**Work required**
Please find the lines in the entries below that contain the word "Padel", and copy each one.

**Input records**
□ □ □

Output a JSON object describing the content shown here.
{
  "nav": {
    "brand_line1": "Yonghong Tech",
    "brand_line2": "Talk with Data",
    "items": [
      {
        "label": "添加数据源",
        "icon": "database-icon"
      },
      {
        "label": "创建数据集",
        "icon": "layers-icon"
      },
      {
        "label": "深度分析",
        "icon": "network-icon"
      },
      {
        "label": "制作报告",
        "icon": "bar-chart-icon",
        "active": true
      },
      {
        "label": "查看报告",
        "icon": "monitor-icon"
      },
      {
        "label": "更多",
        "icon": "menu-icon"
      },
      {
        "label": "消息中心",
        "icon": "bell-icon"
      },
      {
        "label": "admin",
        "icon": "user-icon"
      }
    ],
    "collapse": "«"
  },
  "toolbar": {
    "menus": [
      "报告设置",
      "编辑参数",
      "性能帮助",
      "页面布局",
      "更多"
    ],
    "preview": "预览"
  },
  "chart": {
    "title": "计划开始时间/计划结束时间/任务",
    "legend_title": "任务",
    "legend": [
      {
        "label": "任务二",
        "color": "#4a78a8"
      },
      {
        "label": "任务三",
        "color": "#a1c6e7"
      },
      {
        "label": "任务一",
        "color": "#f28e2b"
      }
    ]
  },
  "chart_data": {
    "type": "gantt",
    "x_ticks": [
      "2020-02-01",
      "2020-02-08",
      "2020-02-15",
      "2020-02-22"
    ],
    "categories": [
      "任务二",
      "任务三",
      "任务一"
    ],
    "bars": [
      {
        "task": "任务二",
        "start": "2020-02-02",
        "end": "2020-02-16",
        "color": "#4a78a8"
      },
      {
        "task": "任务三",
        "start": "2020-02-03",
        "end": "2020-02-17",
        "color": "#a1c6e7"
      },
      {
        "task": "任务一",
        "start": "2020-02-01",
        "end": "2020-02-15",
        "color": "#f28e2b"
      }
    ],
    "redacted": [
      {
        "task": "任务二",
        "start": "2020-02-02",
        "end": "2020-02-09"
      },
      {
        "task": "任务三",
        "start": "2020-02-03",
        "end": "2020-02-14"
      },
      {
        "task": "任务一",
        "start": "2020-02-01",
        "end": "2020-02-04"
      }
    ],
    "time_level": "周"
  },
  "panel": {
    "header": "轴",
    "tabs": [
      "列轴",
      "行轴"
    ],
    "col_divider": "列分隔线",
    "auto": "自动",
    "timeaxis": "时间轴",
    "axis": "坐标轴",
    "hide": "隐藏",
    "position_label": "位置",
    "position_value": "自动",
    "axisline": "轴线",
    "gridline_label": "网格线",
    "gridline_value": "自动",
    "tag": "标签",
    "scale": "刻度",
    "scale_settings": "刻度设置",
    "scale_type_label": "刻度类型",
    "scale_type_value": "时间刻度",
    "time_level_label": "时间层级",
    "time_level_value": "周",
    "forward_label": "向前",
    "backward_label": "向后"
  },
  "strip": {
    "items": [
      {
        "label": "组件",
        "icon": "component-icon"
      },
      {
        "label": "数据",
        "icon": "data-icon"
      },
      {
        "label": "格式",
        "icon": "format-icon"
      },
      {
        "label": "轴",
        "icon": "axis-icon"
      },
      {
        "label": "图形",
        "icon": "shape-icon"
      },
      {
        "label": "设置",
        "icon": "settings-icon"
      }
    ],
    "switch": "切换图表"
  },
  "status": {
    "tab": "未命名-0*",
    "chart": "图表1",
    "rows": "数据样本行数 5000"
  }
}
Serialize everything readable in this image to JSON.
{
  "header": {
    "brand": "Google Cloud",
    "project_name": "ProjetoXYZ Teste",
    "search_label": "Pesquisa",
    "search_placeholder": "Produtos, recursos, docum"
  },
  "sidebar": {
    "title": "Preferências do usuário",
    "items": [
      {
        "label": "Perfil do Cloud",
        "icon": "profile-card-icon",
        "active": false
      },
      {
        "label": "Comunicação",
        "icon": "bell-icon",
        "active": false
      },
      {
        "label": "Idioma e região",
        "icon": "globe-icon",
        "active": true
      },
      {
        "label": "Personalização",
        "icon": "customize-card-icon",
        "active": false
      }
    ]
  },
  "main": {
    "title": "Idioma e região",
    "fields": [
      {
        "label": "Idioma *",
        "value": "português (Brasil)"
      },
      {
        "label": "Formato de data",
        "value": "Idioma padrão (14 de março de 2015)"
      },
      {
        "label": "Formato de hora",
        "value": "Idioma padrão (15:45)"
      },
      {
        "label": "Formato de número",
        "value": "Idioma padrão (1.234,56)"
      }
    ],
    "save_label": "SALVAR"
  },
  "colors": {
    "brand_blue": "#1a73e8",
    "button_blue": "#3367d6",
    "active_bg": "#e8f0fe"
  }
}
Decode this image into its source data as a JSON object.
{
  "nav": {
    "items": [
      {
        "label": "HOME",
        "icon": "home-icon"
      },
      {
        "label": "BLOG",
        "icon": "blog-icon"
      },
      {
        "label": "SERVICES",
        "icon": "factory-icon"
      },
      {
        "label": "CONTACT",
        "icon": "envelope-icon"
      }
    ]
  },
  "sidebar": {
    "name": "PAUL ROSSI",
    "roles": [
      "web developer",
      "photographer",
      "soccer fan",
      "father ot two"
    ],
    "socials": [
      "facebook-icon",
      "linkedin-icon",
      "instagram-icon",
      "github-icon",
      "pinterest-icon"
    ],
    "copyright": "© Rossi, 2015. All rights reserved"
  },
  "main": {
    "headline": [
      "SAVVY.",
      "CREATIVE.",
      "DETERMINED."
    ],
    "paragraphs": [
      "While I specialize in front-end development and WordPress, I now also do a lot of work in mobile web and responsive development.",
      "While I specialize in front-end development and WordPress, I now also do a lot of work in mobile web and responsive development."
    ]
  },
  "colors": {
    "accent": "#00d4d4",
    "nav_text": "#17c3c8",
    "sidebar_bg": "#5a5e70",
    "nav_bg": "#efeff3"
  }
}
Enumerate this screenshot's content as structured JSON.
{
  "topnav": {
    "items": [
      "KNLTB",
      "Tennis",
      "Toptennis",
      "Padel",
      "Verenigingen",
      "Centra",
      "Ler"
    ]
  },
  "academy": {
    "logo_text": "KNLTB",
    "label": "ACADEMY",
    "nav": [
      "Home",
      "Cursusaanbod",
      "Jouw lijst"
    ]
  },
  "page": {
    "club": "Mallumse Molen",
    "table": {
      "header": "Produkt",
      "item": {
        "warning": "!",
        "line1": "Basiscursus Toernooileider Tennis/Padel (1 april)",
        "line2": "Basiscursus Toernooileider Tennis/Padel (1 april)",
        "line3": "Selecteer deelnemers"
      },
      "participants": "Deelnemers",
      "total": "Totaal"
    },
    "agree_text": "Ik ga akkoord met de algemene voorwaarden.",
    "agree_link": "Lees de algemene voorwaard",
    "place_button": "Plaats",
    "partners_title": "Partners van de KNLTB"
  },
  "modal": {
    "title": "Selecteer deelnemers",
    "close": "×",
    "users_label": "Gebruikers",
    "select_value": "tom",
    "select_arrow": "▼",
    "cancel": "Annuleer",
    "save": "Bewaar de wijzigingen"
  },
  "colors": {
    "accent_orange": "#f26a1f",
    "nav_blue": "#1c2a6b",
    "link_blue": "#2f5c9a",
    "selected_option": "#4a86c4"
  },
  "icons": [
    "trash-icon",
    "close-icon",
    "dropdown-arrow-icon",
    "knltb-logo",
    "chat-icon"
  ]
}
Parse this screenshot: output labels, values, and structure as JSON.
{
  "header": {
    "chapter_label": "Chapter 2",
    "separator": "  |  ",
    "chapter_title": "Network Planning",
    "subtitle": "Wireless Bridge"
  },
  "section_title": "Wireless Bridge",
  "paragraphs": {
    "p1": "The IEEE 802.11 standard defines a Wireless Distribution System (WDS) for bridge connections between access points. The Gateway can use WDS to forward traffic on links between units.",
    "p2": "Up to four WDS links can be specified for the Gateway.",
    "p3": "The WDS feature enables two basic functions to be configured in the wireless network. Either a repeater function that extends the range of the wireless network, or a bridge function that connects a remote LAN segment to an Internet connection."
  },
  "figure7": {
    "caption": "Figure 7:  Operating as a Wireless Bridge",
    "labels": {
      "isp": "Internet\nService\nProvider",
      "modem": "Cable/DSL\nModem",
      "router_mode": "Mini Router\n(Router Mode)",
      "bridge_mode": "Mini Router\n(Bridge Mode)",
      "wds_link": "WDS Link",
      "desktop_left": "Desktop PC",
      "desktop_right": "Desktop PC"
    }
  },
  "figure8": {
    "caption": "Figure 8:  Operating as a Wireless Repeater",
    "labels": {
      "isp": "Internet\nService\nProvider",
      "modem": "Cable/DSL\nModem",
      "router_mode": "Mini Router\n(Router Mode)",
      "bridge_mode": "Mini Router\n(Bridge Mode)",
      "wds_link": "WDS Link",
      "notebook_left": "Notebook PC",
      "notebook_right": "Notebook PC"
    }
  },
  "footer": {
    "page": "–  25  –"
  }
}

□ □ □

**Written reply**
      "Padel",
        "line1": "Basiscursus Toernooileider Tennis/Padel (1 april)",
        "line2": "Basiscursus Toernooileider Tennis/Padel (1 april)",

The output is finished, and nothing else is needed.